Entries from a dataset of interfaces:
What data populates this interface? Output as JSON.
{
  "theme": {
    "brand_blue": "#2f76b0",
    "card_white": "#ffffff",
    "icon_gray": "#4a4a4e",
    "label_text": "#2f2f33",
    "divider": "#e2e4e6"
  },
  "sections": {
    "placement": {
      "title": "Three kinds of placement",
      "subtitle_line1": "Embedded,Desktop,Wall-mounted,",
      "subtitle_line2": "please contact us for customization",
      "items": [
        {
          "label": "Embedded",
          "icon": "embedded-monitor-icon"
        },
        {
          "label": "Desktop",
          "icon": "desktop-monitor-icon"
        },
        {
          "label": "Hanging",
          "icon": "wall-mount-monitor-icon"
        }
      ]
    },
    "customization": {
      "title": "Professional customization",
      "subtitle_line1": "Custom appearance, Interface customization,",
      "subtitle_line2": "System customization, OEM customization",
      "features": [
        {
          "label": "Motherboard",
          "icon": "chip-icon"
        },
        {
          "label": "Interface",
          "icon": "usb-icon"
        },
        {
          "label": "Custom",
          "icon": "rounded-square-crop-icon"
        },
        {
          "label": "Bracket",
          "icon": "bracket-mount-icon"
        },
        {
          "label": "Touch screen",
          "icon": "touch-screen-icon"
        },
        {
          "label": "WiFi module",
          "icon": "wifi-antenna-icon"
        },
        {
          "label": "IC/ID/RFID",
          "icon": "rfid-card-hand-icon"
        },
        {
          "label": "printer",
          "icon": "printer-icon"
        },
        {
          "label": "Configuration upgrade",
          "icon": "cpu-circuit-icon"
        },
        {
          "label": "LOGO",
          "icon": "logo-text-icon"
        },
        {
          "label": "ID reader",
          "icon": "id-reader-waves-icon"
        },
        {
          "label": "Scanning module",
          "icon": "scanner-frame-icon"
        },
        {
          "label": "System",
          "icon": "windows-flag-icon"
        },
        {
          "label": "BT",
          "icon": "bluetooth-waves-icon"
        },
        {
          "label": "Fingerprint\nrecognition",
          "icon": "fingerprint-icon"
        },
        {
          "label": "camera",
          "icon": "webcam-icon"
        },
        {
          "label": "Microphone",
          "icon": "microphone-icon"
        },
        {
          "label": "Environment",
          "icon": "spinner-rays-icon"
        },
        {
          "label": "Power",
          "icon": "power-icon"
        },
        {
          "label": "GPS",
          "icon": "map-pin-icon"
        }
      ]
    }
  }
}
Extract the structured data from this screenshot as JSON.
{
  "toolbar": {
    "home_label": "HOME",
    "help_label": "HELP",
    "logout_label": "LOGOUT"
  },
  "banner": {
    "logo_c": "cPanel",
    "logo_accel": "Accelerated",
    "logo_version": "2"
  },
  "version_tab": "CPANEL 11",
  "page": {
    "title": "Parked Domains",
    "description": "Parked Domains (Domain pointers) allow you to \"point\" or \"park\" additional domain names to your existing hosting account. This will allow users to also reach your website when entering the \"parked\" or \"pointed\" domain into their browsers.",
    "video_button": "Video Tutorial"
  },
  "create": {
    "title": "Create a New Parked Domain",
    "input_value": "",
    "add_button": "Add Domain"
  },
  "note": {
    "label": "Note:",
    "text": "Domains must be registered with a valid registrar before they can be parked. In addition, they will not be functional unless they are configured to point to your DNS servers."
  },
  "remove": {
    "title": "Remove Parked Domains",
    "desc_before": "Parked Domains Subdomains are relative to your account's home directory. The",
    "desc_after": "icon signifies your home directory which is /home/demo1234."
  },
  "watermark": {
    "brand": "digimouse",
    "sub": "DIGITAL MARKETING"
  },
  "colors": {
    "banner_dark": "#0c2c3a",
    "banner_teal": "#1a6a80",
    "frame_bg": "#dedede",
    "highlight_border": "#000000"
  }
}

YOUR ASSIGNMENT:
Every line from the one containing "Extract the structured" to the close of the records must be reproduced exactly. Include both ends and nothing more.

EXERCISE ANSWER:
Extract the structured data from this screenshot as JSON.
{
  "toolbar": {
    "home_label": "HOME",
    "help_label": "HELP",
    "logout_label": "LOGOUT"
  },
  "banner": {
    "logo_c": "cPanel",
    "logo_accel": "Accelerated",
    "logo_version": "2"
  },
  "version_tab": "CPANEL 11",
  "page": {
    "title": "Parked Domains",
    "description": "Parked Domains (Domain pointers) allow you to \"point\" or \"park\" additional domain names to your existing hosting account. This will allow users to also reach your website when entering the \"parked\" or \"pointed\" domain into their browsers.",
    "video_button": "Video Tutorial"
  },
  "create": {
    "title": "Create a New Parked Domain",
    "input_value": "",
    "add_button": "Add Domain"
  },
  "note": {
    "label": "Note:",
    "text": "Domains must be registered with a valid registrar before they can be parked. In addition, they will not be functional unless they are configured to point to your DNS servers."
  },
  "remove": {
    "title": "Remove Parked Domains",
    "desc_before": "Parked Domains Subdomains are relative to your account's home directory. The",
    "desc_after": "icon signifies your home directory which is /home/demo1234."
  },
  "watermark": {
    "brand": "digimouse",
    "sub": "DIGITAL MARKETING"
  },
  "colors": {
    "banner_dark": "#0c2c3a",
    "banner_teal": "#1a6a80",
    "frame_bg": "#dedede",
    "highlight_border": "#000000"
  }
}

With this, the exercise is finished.